By MARY EVERTZ, Times Staff Writer
© St. Petersburg Times, published May 14, 2000
When President George Bush named Mel Sembler to the post of ambassador to Australia, he knew his longtime friend would do an outstanding job. And he did, so much so that Queen Elizabeth II and the Australian government have just honored him with one of the highest awards that country and her majesty bestow -- the Order of Australia.
Sir William Deane, Australia's governor, announced the award last Monday. The Order of Australia was instituted by Queen Elizabeth as an Australian society of honor for the purpose of according recognition to Australian citizens and others for achievement or for meritorious service.
The order is made up of the sovereign, the governor general of Australia, Prince Charles and such members and honorary members as the governor general appoints -- with the queen's approval.
There are several designations within the order, and Sembler has been selected an honorary officer (AO) general division. So when his name is mentioned in an official capacity -- it will be Ambassador Mel Sembler, AO.
As an officer, Sembler will receive an insignia medal designed in the livery colors of the Australian Coat of Arms -- gold and blue. It is a simple but handsome convex golden disc with a rich texture of beads and radiating lines accentuating a ring of blue enamel representing the surrounding sea. The disc is surmounted by an enameled crown signifying the position of the sovereign as head of the order. The gold/blue theme is continued in the ribbon.
While Sembler hasn't heard from the queen, he has received congratulations from his many friends from Down Under, including one from Prime Minister John Howard. "You have made a wonderful contribution to the relationship between Australia and the United States, both as ambassador and in subsequent years . . . this award symbolizes our deep appreciation of it," says Howard.
The award was particularly special this week as Sembler marked his 70th birthday on Wednesday. After breakfast with sons Steve, Brent and Greg Wednesday morning, Sembler and wife Betty flew to Washington.

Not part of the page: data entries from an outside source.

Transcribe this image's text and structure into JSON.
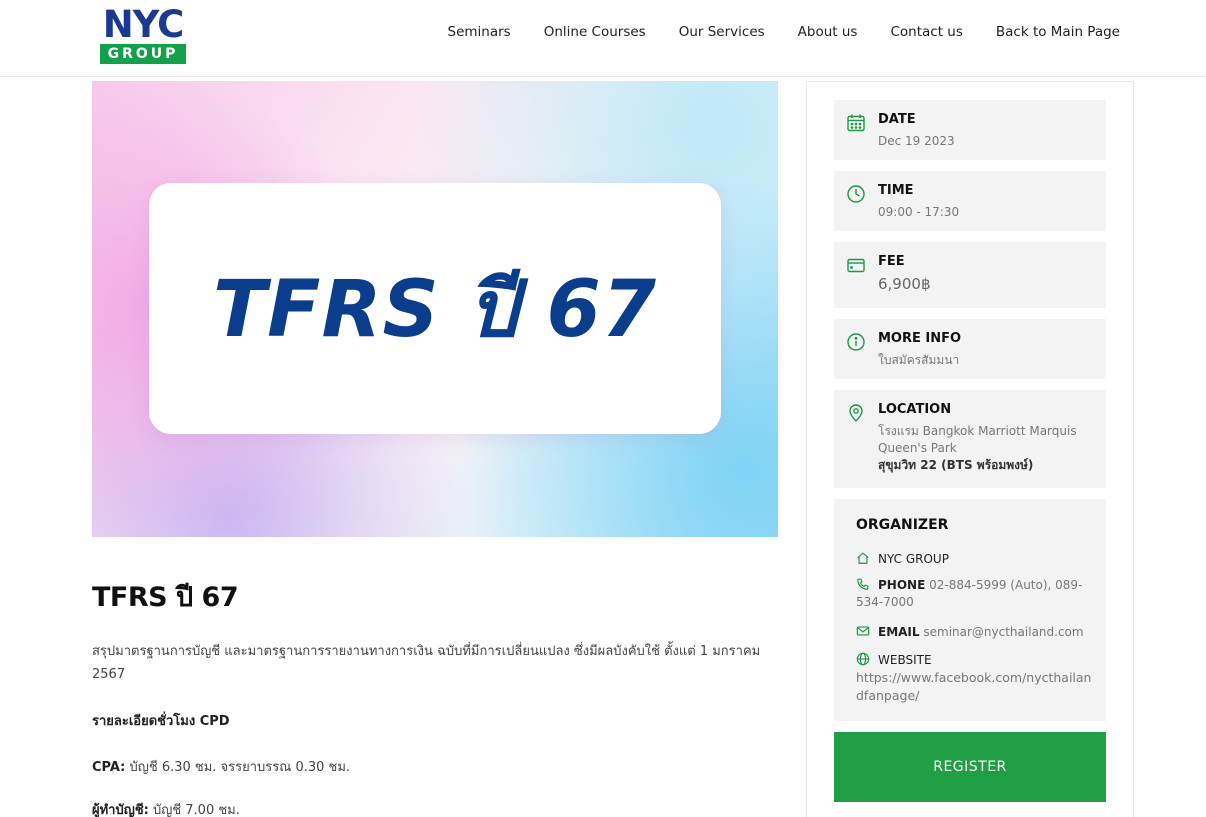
{
  "logo": {
    "top": "NYC",
    "bottom": "GROUP"
  },
  "nav": [
    "Seminars",
    "Online Courses",
    "Our Services",
    "About us",
    "Contact us",
    "Back to Main Page"
  ],
  "hero": {
    "title": "TFRS ปี 67"
  },
  "main": {
    "title": "TFRS ปี 67",
    "description": "สรุปมาตรฐานการบัญชี และมาตรฐานการรายงานทางการเงิน ฉบับที่มีการเปลี่ยนแปลง ซึ่งมีผลบังคับใช้ ตั้งแต่ 1 มกราคม 2567",
    "cpd_heading": "รายละเอียดชั่วโมง CPD",
    "cpa_label": "CPA:",
    "cpa_value": "บัญชี 6.30 ชม. จรรยาบรรณ 0.30 ชม.",
    "acc_label": "ผู้ทำบัญชี:",
    "acc_value": "บัญชี 7.00 ชม."
  },
  "sidebar": {
    "date": {
      "label": "DATE",
      "value": "Dec 19 2023"
    },
    "time": {
      "label": "TIME",
      "value": "09:00 - 17:30"
    },
    "fee": {
      "label": "FEE",
      "value": "6,900฿"
    },
    "more_info": {
      "label": "MORE INFO",
      "value": "ใบสมัครสัมมนา"
    },
    "location": {
      "label": "LOCATION",
      "line1": "โรงแรม Bangkok Marriott Marquis Queen's Park",
      "line2": "สุขุมวิท 22 (BTS พร้อมพงษ์)"
    },
    "organizer": {
      "title": "ORGANIZER",
      "name": "NYC GROUP",
      "phone_label": "PHONE",
      "phone_value": "02-884-5999 (Auto), 089-534-7000",
      "email_label": "EMAIL",
      "email_value": "seminar@nycthailand.com",
      "website_label": "WEBSITE",
      "website_value": "https://www.facebook.com/nycthailandfanpage/"
    },
    "register_label": "REGISTER"
  },
  "colors": {
    "brand_green": "#1f9e44",
    "brand_blue": "#1b3a8f",
    "hero_text": "#0a3d8c"
  }
}
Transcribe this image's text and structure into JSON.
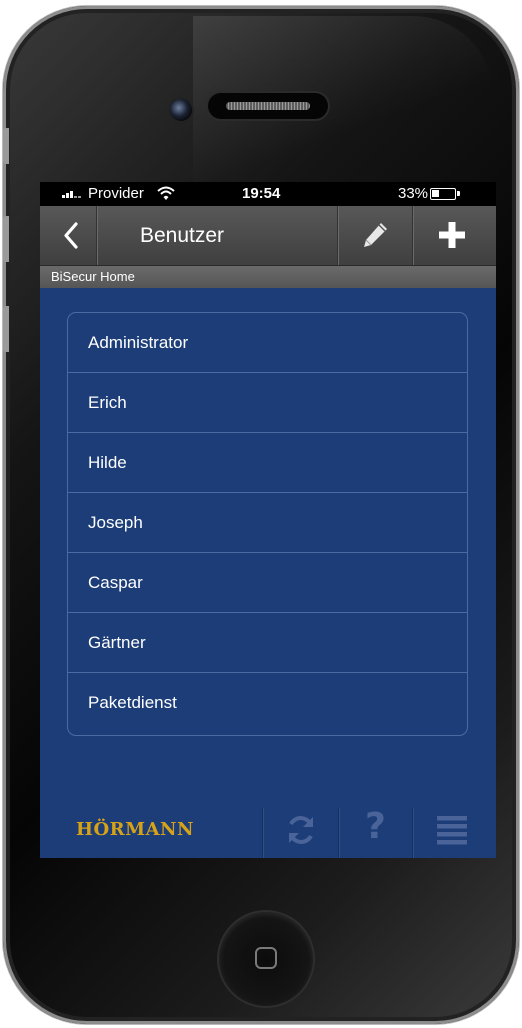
{
  "status_bar": {
    "carrier": "Provider",
    "time": "19:54",
    "battery_percent": "33%",
    "battery_level": 0.33,
    "wifi_icon": "wifi-icon",
    "signal_icon": "signal-icon"
  },
  "nav": {
    "title": "Benutzer",
    "back_icon": "chevron-left-icon",
    "edit_icon": "pencil-icon",
    "add_icon": "plus-icon"
  },
  "subheader": {
    "label": "BiSecur Home"
  },
  "users": [
    "Administrator",
    "Erich",
    "Hilde",
    "Joseph",
    "Caspar",
    "Gärtner",
    "Paketdienst"
  ],
  "footer": {
    "brand": "HÖRMANN",
    "refresh_icon": "refresh-icon",
    "help_icon": "help-icon",
    "help_glyph": "?",
    "menu_icon": "menu-icon"
  },
  "colors": {
    "screen_background": "#1c3d78",
    "brand_gold": "#d6a318",
    "nav_bar": "#4a4a4a",
    "inactive_icon": "#4a6499"
  }
}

His sons' gift to their dad -- a green Mercedes sports convertible.
Sembler is national finance chairman of the Republican Party.
He is also president of the Sembler Co., which is doing the downtown St. Petersburg revitalization project of movie theaters and a shopping complex, BayWalk.
Sembler, who is in the throes of political fund raising, doesn't yet know when he will be bestowed with his new honor. He will either receive it in Australia or from Australian Ambassador to the U.S. Michael Thawley.
Former Yankee pitcher Dwight Gooden, who is now taking the mound for the Tampa Bay Devil Rays, was back at his old New York haunts Monday night. Gooden pitched the opening of the Rays' three-game series at Yankee Stadium.
After the game, Gooden, who lives in St. Petersburg, caught up with his mentor Ray Negron for dinner at DaTommaso restaurant in Manhattan. Negron, who gets MVP status in Gooden's book, Heat, was employed by Yankees' owner George Steinbrenner as a consultant when Gooden was with the team. Negron followed Gooden to the Cleveland Indians and has stayed with that club, running their substance-abuse program.
Gooden treated his daughters' classmates from Canterbury School and their parents to the Rays-Blue Jays game Saturday at Tropicana Field.